**Requirement**
Go over the listing below line by line and tally those containing "Find". Give only the tally.

+++

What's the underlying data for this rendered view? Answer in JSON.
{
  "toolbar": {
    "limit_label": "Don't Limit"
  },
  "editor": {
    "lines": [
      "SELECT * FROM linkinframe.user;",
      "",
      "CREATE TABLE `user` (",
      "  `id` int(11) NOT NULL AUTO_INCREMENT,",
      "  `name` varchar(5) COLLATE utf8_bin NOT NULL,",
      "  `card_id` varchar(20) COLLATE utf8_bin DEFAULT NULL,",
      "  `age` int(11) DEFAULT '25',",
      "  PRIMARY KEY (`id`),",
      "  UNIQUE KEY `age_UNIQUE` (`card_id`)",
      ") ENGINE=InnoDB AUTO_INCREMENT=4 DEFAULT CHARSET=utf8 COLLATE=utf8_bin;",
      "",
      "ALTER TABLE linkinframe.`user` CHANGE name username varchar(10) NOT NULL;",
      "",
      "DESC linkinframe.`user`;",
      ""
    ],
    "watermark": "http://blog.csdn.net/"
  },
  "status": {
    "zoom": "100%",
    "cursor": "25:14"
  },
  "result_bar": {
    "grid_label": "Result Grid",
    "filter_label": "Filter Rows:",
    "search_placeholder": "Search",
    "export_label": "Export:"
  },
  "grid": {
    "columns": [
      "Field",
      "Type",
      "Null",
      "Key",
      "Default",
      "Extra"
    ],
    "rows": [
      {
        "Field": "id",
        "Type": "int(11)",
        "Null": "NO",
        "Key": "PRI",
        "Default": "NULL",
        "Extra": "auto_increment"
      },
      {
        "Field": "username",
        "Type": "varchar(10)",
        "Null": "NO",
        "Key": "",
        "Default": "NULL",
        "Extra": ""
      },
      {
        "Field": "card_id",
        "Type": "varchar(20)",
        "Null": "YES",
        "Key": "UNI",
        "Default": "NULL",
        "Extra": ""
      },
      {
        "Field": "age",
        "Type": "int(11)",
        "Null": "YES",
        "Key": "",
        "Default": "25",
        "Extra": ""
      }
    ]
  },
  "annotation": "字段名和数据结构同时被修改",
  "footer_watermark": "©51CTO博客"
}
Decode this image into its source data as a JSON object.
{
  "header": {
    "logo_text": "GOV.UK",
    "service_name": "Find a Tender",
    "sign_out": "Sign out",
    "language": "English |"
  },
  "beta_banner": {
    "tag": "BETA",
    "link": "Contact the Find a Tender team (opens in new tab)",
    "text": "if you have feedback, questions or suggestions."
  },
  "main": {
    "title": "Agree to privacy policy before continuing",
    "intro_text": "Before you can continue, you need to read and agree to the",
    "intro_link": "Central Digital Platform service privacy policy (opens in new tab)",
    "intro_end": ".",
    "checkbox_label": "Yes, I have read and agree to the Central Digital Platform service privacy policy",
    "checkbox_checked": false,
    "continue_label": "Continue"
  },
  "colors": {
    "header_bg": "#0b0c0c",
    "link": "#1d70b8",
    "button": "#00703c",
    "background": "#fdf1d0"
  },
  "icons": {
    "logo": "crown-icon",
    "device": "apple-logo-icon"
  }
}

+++

**Answer space**
2